Element data from apps and pages
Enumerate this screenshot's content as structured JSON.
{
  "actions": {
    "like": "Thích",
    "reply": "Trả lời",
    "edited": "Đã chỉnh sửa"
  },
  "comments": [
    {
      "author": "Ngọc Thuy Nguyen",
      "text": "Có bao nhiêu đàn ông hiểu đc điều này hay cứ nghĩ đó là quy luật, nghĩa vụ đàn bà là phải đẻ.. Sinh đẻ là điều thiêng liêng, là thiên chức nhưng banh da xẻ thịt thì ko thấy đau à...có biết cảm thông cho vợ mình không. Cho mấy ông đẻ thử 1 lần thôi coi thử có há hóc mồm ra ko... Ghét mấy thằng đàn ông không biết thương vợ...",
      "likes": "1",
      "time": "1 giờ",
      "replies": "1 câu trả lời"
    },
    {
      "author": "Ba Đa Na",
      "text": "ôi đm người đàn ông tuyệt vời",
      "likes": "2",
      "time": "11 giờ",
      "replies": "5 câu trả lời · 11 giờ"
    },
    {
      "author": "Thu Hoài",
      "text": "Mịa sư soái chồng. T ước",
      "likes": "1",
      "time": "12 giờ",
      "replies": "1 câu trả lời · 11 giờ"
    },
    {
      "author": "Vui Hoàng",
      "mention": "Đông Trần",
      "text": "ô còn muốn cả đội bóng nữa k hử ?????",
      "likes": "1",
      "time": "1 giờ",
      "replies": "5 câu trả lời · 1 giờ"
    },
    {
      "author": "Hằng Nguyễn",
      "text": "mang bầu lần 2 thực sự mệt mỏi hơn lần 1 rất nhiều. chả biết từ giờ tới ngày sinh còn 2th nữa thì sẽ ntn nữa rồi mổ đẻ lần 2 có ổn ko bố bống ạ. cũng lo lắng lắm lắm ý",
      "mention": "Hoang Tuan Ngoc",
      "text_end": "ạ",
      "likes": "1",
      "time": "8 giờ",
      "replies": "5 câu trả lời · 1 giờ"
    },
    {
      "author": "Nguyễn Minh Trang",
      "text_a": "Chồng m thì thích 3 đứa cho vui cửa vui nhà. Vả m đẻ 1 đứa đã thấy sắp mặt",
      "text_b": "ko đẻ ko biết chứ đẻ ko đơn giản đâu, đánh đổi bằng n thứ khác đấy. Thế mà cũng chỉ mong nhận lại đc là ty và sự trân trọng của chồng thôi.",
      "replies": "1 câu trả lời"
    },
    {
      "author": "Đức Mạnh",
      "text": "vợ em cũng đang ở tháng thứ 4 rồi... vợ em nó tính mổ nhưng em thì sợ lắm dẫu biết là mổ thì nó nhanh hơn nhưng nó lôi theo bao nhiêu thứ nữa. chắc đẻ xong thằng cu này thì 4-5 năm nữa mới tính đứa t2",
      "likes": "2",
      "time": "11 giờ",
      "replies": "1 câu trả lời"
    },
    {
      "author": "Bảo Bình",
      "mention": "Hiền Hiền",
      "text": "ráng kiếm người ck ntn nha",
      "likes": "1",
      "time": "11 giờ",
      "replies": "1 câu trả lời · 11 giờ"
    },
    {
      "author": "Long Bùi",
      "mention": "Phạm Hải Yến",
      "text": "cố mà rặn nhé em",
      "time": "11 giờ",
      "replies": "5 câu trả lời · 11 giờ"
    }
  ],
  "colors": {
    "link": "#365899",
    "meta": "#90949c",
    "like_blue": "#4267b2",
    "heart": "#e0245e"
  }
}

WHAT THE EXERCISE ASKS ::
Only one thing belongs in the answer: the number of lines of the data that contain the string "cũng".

RESULT BELOW ::
3